Wireless Communication Challenges in Surface Transportation Applications
By: Prof. Hamid Sharif
University of Nebraska-Lincoln, NE, USA
Advances in wireless communication technologies have enabled the new Intelligent Transport System (ITS) applications for effective and reliable vehicle and traffic monitoring to control mobility, safety, and security of surface transportation. In the automotive industry, the in-vehicle communications and inter-vehicle communications offer different wireless challenges including integration with the existing communication protocols such as controller area network (CAN), Local Interconnect Network (LIN), and Media Oriented Systems Transport (MOST) to support real-time vehicular applications.

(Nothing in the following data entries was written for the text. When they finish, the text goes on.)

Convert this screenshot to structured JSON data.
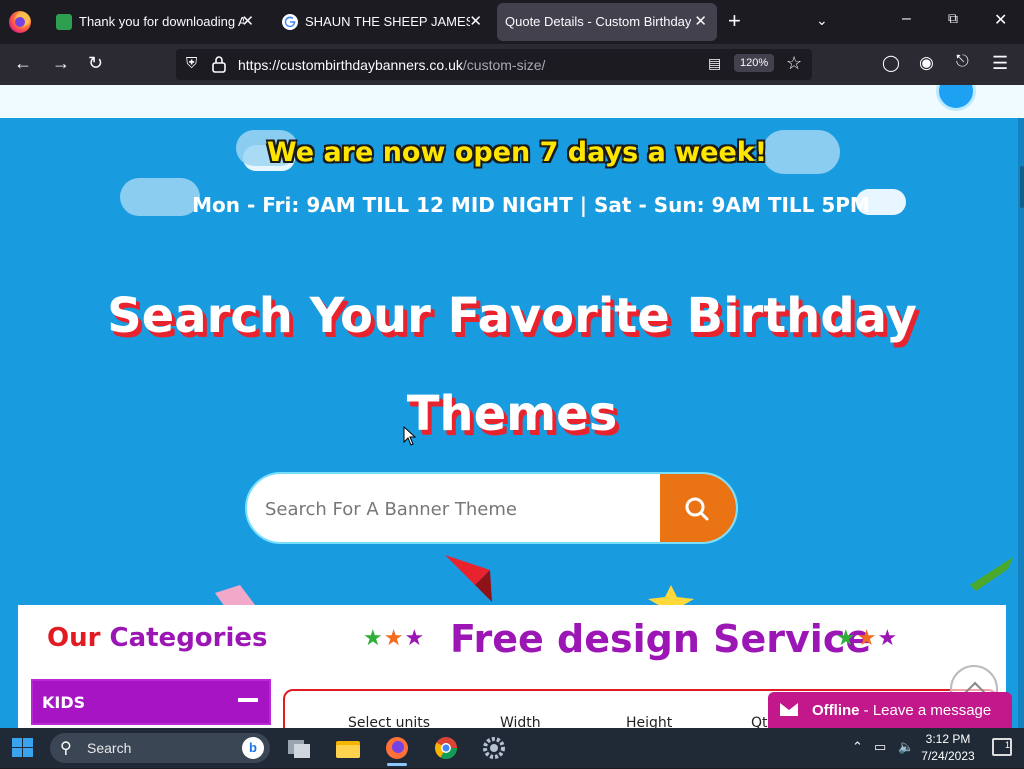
{
  "browser": {
    "tabs": [
      {
        "title": "Thank you for downloading Ad",
        "favicon": "green-y-favicon",
        "color": "#2e9e4f"
      },
      {
        "title": "SHAUN THE SHEEP JAMES BIRH",
        "favicon": "google-favicon",
        "color": "#ffffff"
      },
      {
        "title": "Quote Details - Custom Birthday Ba",
        "favicon": "none",
        "active": true
      }
    ],
    "url_host": "https://custombirthdaybanners.co.uk",
    "url_path": "/custom-size/",
    "zoom": "120%"
  },
  "page": {
    "open_banner": "We are now open 7 days a week!",
    "hours": "Mon - Fri: 9AM TILL 12 MID NIGHT   |   Sat - Sun: 9AM TILL 5PM",
    "hero_line1": "Search Your Favorite Birthday",
    "hero_line2": "Themes",
    "search_placeholder": "Search For A Banner Theme",
    "categories_title_our": "Our",
    "categories_title_rest": "Categories",
    "kids_label": "KIDS",
    "free_design_title": "Free design Service",
    "quote_headers": [
      "Select units",
      "Width",
      "Height",
      "Qt"
    ],
    "chat_status": "Offline",
    "chat_message": " - Leave a message",
    "colors": {
      "page_bg": "#199be0",
      "accent_orange": "#ea7413",
      "purple": "#9b16b5",
      "red": "#e11b22"
    }
  },
  "taskbar": {
    "search_label": "Search",
    "time": "3:12 PM",
    "date": "7/24/2023",
    "notification_count": "1"
  }
}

In the rail environment, wireless communication plays a critical role in monitoring and controlling trains and railcars. But the challenges are extensive, including the linear topology of freight trains with over 100 railcars in a train which requires suitable wireless technologies to support time critical applications. The challenges in passenger trains are also broad including the high-speed train’s wireless communications with consideration of signal fading and path loss due to the train’s high velocity.
In the coming years, wireless communication technologies in support of vehicular applications for all modes of surface transportation are expected to take a leap forward. This tutorial will discuss research trends and challenges on different wireless technologies suitable for supporting communications in different modes of surface transportation with time critical applications and data intensive traffic such as video streaming in automotive and rail environments.
About the Speakers
Dr. Sharif is the Charles J. Vranek Distinguished Professor in the Department of Electrical and Computer
Engineering at the University of Nebraska-Lincoln (UNL). He is also the Director of the Advanced Telecommunications Engineering Laboratory at UNL. Dr. Hamid Sharif has made significant contributions in the field of wireless ommunication for mobile and vehicular applications. His research work in this area over the last three decades has produced many significant advances with a profound impact on vehicular communications and the transportation
His work in vehicular communications includes contributions to developments of Advanced Train Control System (ATCS) communication protocol, the Remote Control Locomotive communication protocol, high-speed trackside wireless communication for freight railroads, as well as his most recent work on wireless communication to provide real-time railcar monitoring.
He has published over 250 research articles in international journals and conferences. His research projects have been funded by major research agencies, including the Federal Railroad Administrations (FRA) and major US railroad industries.